Segment Start: STORED DATA

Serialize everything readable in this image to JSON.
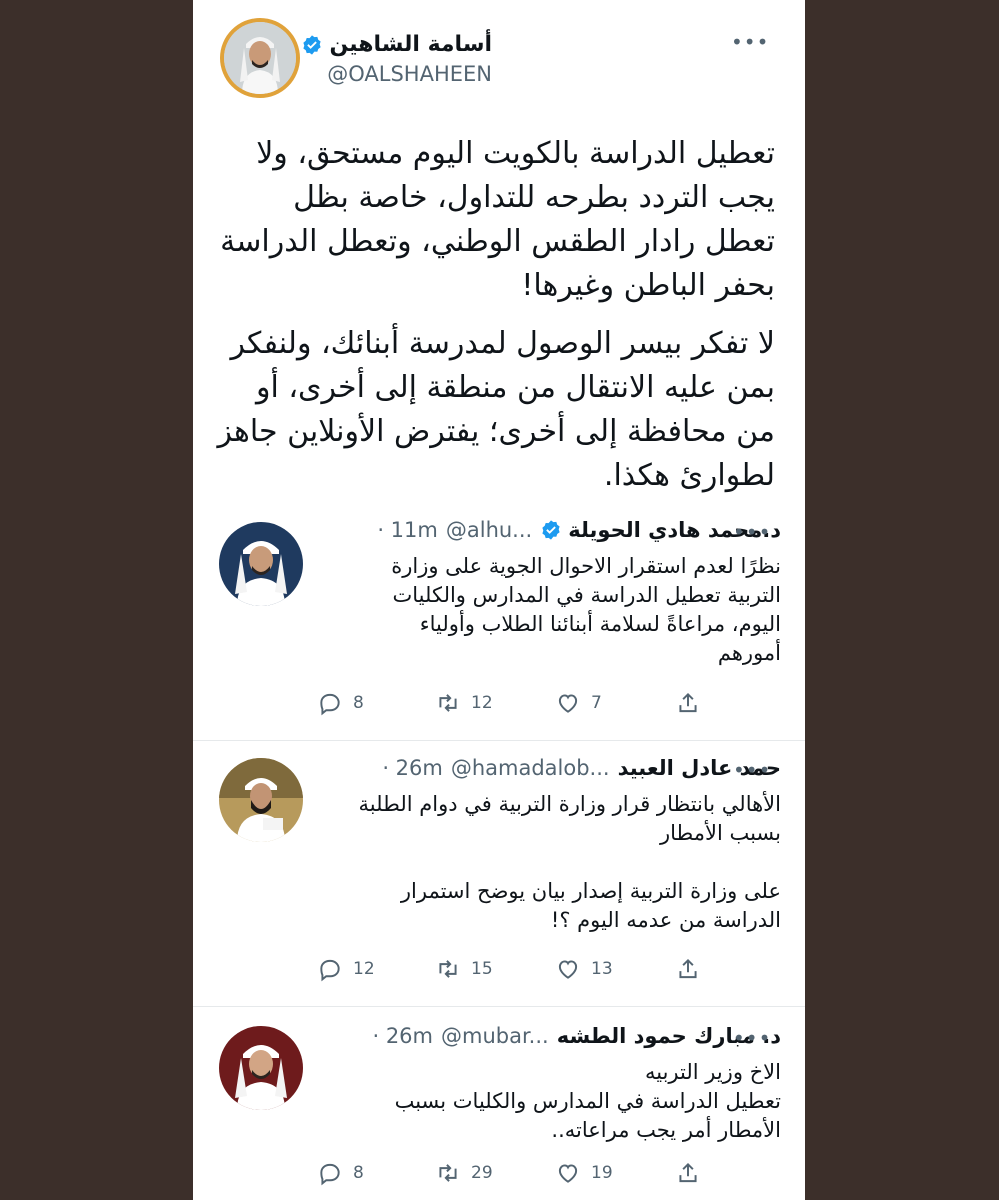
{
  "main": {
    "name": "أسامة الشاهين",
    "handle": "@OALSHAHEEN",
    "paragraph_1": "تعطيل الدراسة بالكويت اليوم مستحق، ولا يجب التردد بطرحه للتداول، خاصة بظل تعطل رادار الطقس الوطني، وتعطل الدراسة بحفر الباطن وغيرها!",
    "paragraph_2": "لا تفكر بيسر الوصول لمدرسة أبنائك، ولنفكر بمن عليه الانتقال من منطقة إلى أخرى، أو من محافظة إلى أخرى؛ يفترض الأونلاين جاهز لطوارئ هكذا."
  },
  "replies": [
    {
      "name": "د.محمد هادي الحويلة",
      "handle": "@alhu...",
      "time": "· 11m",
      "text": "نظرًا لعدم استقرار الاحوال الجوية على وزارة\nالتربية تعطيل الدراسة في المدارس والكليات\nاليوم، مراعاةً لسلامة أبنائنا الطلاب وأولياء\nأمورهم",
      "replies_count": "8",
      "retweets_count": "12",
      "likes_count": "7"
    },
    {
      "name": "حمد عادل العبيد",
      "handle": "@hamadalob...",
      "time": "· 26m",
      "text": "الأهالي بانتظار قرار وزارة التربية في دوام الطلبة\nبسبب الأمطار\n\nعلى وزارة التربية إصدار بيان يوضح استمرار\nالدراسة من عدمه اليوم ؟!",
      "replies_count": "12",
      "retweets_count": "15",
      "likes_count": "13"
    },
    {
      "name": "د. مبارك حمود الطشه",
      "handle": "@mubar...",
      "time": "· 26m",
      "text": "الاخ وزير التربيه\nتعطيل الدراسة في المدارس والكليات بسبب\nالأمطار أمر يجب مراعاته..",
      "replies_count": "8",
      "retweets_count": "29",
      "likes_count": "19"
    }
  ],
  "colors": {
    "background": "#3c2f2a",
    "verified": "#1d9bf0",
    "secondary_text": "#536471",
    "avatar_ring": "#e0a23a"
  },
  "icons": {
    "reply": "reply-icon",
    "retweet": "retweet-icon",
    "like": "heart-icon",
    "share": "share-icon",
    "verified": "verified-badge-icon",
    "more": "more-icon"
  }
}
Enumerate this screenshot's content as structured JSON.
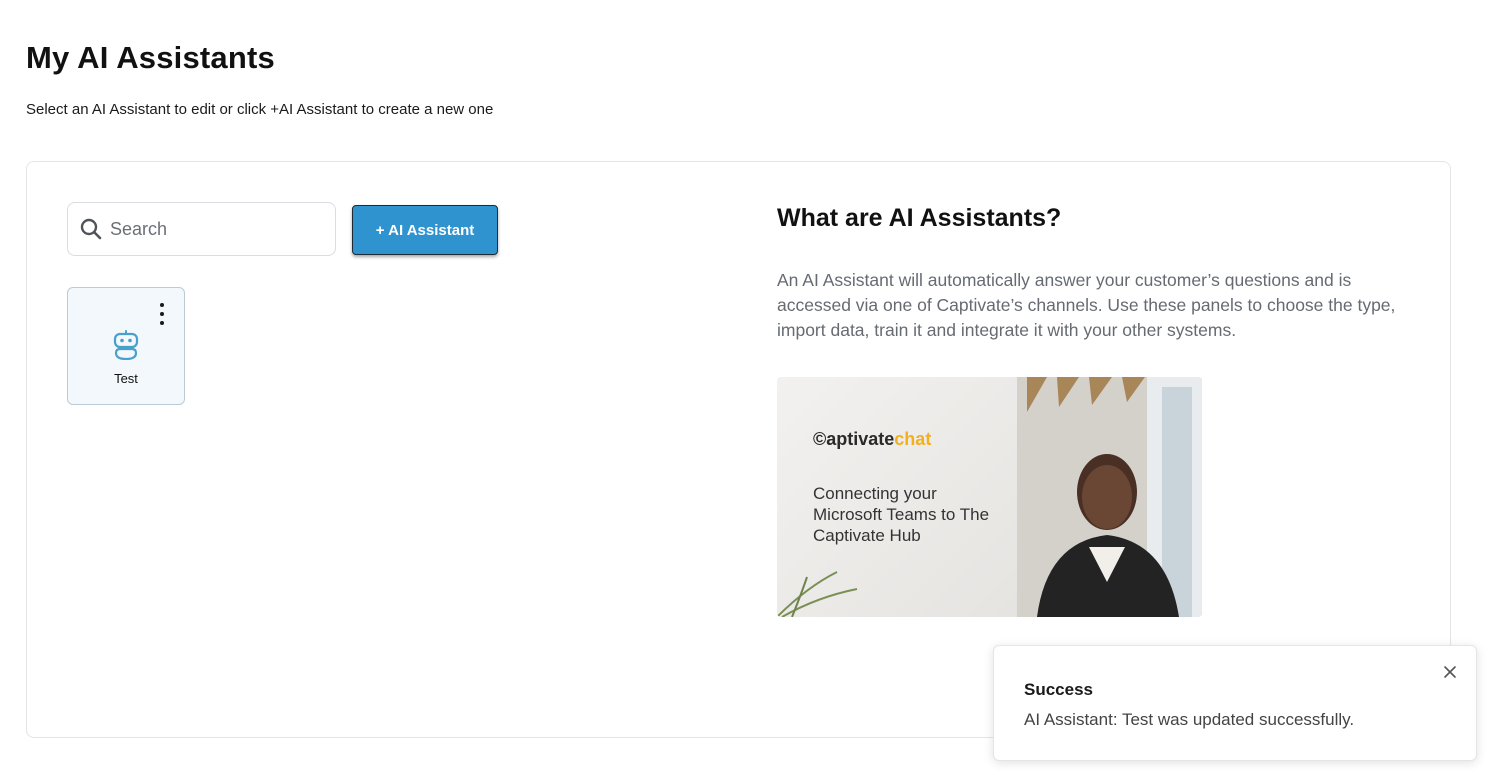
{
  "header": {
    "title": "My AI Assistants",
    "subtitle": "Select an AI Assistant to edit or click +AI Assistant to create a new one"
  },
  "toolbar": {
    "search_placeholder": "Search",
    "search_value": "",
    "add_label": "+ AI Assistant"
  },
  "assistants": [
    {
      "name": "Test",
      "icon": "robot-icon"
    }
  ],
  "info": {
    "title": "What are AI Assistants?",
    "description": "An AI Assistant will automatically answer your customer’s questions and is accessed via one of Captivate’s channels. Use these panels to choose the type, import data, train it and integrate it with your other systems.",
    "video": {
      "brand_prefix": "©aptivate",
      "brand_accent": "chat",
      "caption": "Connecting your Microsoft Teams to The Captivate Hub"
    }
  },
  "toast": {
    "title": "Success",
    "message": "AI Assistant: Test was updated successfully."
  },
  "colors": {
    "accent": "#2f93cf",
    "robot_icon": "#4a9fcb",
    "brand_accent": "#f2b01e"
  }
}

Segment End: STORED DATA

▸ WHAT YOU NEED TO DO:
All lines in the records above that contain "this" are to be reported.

▸ TASK OUTPUT:
Serialize everything readable in this image to JSON.
Enumerate this screenshot's content as structured JSON.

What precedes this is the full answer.